Wells Fargo is a commercial banking giant and has had a growing presence in investment banking since it bought Wachovia in 2008. It still only reported a group-wide daily VaR number of $19 million for 2015 and did not exceed $25 million in any quarter last year, however.
Consistent high double to triple digit returns would also have marked unusually impressive performance for Cagney’s stint as a proprietary trader.
Wells Fargo declined to provide comment on Cagney’s period as an employee, but senior officials familiar with the financial products group at the time do not recall either its risk limits or returns matching the levels he claims.
Euromoney contacted SoFi to ask for details of these trading exploits, but did not receive a reply to queries and the firm said Cagney was unavailable for comment.
Talking up aspects of a previous job – if that is what occurred – might seem relatively harmless. But a pattern of hyperbole is not a desirable quality in someone who is trying to convince investors to buy securities based on a new approach to lending that dispenses with traditional credit scoring.
SoFi also seems intent on testing the boundaries of potential conflicts of interest in packaging securities based on its loans. It has set up a hedge fund, SoFi Credit Opportunities Fund, designed to invest in its own loans. This is another first for the developing marketplace lending industry, and not an encouraging one. Once again, SoFi declined to provide any details of the fund. It has reportedly appointed an independent trustee to manage the obvious potential conflict of interest around which SoFi loans will be sold to the SoFi hedge fund, but has not made the name of this arbiter public.
Some of the gimmicks that SoFi uses to promote what it bills as ‘membership’ of its ‘amazing community’ – or taking out online loans via computer or phone – may prove to be effective. Singles events and supplies of free drinks at music festivals are certainly going to attract some potential borrowers in the target younger demographic.
But SoFi’s combination of new approaches to measurement of creditworthiness and opaque financing techniques to support loan growth could also prove to be toxic.
In one of his typically blustery comments to a technology conference in February, Cagney summed up his business approach.
“We’re willing to take risks and we’re willing to be wrong.

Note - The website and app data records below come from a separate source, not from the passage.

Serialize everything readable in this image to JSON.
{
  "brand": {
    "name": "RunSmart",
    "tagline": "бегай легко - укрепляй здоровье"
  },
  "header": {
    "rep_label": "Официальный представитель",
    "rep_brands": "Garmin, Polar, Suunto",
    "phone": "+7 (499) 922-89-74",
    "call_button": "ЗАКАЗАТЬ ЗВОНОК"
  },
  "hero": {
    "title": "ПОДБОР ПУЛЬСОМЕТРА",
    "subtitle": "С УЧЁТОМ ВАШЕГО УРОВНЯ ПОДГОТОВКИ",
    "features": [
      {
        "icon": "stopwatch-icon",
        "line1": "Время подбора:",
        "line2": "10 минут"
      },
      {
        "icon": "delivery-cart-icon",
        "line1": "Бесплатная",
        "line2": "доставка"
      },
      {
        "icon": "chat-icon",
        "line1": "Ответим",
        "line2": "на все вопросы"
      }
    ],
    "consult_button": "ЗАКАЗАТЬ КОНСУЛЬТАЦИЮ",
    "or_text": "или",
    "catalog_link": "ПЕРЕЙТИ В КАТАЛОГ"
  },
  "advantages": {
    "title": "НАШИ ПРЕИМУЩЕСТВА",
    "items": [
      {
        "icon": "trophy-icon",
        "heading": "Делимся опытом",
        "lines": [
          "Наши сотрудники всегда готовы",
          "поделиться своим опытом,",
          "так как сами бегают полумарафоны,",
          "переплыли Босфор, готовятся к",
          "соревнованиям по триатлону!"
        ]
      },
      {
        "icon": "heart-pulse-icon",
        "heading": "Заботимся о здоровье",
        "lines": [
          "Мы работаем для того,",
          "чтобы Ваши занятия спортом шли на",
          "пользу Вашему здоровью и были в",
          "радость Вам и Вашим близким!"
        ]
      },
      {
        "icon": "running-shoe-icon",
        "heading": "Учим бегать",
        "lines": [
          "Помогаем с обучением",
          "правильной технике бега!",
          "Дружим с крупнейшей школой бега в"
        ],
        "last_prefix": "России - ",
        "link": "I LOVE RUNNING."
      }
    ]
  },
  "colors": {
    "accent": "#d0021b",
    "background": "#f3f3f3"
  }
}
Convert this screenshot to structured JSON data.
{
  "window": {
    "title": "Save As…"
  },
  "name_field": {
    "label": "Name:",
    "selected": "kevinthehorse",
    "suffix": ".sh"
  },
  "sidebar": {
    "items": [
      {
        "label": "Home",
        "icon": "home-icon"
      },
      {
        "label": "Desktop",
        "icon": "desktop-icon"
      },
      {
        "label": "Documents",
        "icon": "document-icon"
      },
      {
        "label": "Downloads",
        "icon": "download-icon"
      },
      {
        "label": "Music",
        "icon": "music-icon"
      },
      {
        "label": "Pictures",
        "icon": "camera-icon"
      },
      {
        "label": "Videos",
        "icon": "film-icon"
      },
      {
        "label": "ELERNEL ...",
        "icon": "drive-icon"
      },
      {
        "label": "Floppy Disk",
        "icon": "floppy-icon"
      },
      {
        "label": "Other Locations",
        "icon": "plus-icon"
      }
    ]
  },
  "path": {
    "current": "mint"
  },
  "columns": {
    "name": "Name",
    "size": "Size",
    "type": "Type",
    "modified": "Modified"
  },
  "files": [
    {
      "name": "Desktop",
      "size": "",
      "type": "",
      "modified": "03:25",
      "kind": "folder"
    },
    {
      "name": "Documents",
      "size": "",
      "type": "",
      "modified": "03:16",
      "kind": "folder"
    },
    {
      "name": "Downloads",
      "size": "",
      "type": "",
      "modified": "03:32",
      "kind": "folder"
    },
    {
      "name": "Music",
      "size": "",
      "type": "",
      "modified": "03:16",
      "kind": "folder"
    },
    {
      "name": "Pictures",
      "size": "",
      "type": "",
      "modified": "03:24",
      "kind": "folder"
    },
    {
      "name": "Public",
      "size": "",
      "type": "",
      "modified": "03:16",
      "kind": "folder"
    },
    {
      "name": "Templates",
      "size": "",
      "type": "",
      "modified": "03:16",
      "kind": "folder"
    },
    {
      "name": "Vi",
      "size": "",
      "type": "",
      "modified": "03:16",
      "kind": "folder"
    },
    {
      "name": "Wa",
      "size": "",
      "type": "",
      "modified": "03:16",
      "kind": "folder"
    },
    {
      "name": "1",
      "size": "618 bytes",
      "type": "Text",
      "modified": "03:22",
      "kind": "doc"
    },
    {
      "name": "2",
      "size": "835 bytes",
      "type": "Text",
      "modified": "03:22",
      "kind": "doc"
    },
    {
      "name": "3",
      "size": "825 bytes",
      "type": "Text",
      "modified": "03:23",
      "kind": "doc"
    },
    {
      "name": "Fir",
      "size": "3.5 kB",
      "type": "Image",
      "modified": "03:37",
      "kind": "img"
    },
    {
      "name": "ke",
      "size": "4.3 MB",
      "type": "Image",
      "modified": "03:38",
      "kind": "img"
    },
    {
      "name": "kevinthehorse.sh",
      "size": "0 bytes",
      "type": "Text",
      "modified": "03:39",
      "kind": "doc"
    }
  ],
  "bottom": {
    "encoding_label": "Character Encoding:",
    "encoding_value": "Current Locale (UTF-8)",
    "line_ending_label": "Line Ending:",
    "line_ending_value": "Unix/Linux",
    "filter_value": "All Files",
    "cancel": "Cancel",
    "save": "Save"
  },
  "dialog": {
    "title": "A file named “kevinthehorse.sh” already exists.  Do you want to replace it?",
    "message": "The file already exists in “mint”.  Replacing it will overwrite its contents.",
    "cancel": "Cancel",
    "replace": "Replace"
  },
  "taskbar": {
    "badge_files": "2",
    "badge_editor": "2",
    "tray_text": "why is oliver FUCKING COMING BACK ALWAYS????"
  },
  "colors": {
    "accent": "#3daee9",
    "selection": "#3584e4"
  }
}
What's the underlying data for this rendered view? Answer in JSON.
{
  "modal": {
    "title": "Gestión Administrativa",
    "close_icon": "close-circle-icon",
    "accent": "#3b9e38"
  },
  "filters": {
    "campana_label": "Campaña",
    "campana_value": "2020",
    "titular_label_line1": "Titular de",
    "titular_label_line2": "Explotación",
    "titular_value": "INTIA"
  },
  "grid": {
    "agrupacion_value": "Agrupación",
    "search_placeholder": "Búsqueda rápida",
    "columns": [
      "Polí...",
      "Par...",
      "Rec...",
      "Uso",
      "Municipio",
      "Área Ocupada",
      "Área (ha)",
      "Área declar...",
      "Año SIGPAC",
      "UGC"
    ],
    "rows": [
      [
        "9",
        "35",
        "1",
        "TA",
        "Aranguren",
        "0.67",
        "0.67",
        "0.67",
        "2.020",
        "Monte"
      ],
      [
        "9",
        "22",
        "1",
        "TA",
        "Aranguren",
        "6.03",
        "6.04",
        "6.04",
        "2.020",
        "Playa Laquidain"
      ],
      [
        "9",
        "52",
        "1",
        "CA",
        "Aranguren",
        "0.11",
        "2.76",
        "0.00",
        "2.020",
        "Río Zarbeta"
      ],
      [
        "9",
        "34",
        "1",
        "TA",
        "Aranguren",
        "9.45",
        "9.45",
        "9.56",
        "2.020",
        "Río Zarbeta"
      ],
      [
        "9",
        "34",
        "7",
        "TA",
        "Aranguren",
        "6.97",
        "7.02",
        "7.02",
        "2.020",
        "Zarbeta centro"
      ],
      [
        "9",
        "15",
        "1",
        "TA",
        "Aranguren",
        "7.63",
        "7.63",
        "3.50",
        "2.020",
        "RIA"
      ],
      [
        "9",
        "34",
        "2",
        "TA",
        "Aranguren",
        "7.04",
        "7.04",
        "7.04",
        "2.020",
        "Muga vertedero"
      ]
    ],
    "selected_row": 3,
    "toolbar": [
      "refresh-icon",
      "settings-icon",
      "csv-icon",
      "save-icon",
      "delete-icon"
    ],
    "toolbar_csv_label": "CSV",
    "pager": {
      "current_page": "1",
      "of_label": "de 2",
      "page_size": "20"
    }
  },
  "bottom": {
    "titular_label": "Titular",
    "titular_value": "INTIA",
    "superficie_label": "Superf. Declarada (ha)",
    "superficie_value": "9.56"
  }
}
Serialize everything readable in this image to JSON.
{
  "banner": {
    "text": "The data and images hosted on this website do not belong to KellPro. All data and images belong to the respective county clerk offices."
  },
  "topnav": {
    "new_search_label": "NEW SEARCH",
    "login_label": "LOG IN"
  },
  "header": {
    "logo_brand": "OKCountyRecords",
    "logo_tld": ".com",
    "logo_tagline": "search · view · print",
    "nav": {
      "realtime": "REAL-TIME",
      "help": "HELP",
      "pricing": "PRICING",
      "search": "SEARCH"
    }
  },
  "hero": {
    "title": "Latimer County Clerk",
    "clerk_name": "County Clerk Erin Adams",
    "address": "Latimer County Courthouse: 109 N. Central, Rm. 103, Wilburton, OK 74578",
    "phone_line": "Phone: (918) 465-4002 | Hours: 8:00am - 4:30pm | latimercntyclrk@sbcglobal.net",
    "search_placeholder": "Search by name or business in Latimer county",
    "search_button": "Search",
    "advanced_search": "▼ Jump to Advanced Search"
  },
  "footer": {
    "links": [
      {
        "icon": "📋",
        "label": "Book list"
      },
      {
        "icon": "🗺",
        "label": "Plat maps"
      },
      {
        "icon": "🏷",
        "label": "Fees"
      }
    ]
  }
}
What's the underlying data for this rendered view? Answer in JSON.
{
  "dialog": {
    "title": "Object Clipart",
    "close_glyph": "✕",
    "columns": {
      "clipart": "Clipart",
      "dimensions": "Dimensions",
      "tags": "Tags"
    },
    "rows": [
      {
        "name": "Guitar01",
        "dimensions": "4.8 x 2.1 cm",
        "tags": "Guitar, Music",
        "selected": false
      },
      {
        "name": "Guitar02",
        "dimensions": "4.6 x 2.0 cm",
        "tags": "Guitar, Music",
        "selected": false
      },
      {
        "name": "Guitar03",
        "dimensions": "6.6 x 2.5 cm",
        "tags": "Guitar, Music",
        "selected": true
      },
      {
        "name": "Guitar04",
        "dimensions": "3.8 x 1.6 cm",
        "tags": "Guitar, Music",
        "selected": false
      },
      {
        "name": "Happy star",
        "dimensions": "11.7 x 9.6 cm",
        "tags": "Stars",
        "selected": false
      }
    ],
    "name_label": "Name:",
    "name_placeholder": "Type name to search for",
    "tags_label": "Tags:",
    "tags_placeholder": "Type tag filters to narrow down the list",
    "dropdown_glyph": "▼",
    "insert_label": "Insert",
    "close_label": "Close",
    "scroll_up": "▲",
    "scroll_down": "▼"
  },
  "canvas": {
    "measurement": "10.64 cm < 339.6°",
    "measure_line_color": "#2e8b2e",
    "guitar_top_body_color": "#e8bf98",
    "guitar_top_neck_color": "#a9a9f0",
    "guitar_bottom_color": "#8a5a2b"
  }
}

Our thesis is, you should always have a level of discomfort,” he said.
Investors and regulators can’t say they weren’t warned.